There is no substitute for a culture of integrity in organizations. Compliance alone with the law is not enough. History shows that those who make a practice of skating close to the edge always wind up going over the line. A higher bar of ethics performance is necessary. That bar needs to be set and monitored in the boardroom.  ~J. Richard Finlay writing in The Globe and Mail.

Sound governance is not some abstract ideal or utopian pipe dream. Nor does it occur by accident or through sudden outbreaks of altruism. It happens when leaders lead with integrity, when directors actually direct and when stakeholders demand the highest level of ethics and accountability.  ~ J. Richard Finlay in testimony before the Standing Committee on Banking, Commerce and the Economy, Senate of Canada.

The Finlay Centre for Corporate & Public Governance is the longest continuously cited voice on modern governance standards. Our work over the course of four decades helped to build the new paradigm of ethics and accountability by which many corporations and public institutions are judged today.

The Finlay Centre was founded by J. Richard Finlay, one of the world’s most prescient voices for sound boardroom practices, sanity in CEO pay and the ethical responsibilities of trusted leaders. He coined the term stakeholder capitalism in the 1980s.

We pioneered the attributes of environmental responsibility, social purposefulness and successful governance decades before the arrival of ESG. Today we are trying to rebuild the trust that many dubious ESG practices have shattered. 


We were the first to predict seismic boardroom flashpoints and downfalls and played key roles in regulatory milestones and reforms.

We’re working to advance the agenda of the new boardroom and public institution of today: diversity at the table; ethics that shine through a culture of integrity; the next chapter in stakeholder capitalism; and leadership that stands as an unrelenting champion for all stakeholders.

Our landmark work in creating what we called a culture of integrity and the ethical practices of trusted organizations has been praised, recognized and replicated around the world.


Our rich institutional memory, combined with a record of innovative thinking for tomorrow’s challenges, provide umatached resources to corporate and public sector players.

Trust is the asset that is unseen until it is shattered.  When crisis hits, we know a thing or two about how to rebuild trust— especially in turbulent times.

We’re still one of the world’s most recognized voices on CEO pay and the role of boards as compensation credibility gatekeepers.
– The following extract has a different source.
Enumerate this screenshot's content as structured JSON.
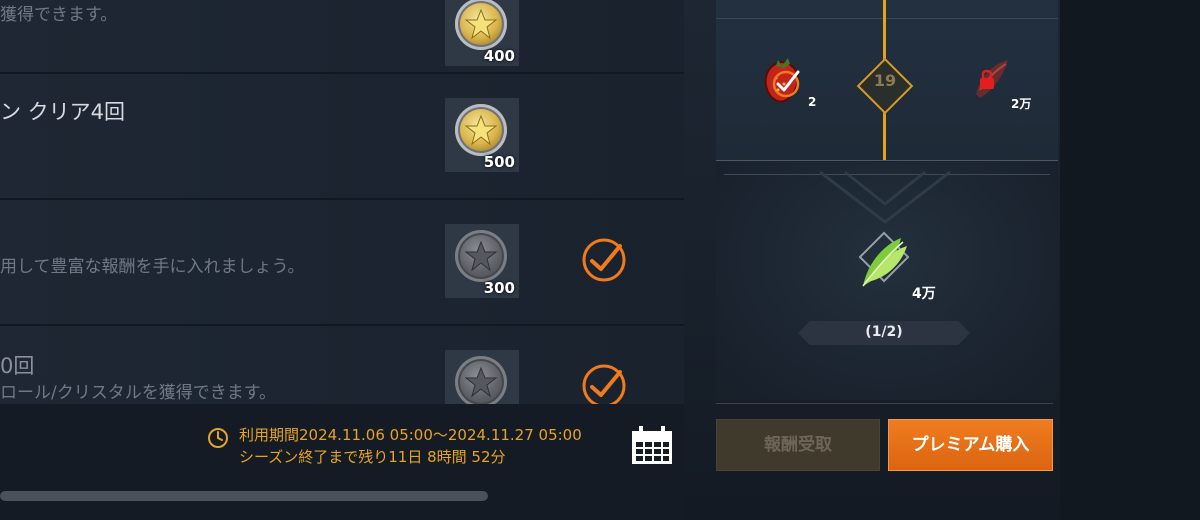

Somebody has to be.

What does it say when an America that once saved the world is now turning cap-in- hand to a collection of anti-democratic regimes from Dubai to China?

Already, foreign funds, mainly controlled by nations and regimes that hold democracy suspect, to say the least, have pumped nearly $20 billion into Citigroup and Merrill Lynch as a result of the credit debacle that has them floating in a self-created sea of write-downs and losses. Billions more are being funneled into Morgan Stanley and Bear Stearns from the same offshore sources. So it is that American capitalism has lost its primacy to such an extent that it must now turn to lands far away for its salvation. The distance is more than geographical. It is deeply ideological.

Throughout the 20th century, much of the world was accustomed to seeing an America that frequently came to the rescue of the global economy. The showcase of this effort was the Marshall Plan, which saw Europe and Japan rebuilt in the aftermath of the Second World War. Americans themselves supported this role because they understood that great power carried with it great responsibility. For many, it represented an affirmation that democracy and economic success went hand in hand, and that freedom was the virtue that most embodied America and permitted it to thrive, innovate and serve as an example of leadership to the world.

But what does it say when an America that once saved the world is now turning cap-in-hand to a collection of anti-democratic regimes from Dubai to China? And what does it say about the leaders on Wall Street and in Washington that permitted such a slide to occur? To a very real extent, the failures that have roiled the stock markets and are hurtling the economy toward recession are also failures in corporate governance and in the vigilance of the guardians and watchdogs that were supposed to be protecting against the unwise exercise of risk in the post-Enron era. Wasn’t the Sarbanes-Oxley Act of 2002 –the same legislation many in business and in the Bush administration, including Treasury secretary Henry Paulson, have been attempting to ease– created to instill a culture on the part of boards of directors specifically to protect against this kind of sudden blindsiding of disaster? In this sad spectacle, the sentries were clearly asleep, while the fee-greedy bankers and lenders ran amok. And, as in the Enron-era scandals, several of the CEOs who also chaired the boards while presiding over these calamities have made off with a bundle.

The subprime debacle is about more than multi-billion dollar losses and a shift on balance sheets of stock ownership. It is about a sea change in values and realities that does not bode well for America, for capitalism or for democracy and the implications of which are yet to be fully appreciated and debated. It is also about the decline –some might suggest betrayal– in the stewardship of the American economy that was once a beacon to the world. At the very least, it is a worthy subject of discussion in boardrooms, among presidential candidates and among the people of America who will be most affected.

America does not look good when it is engaged in a Marshall Plan  – – in reverse.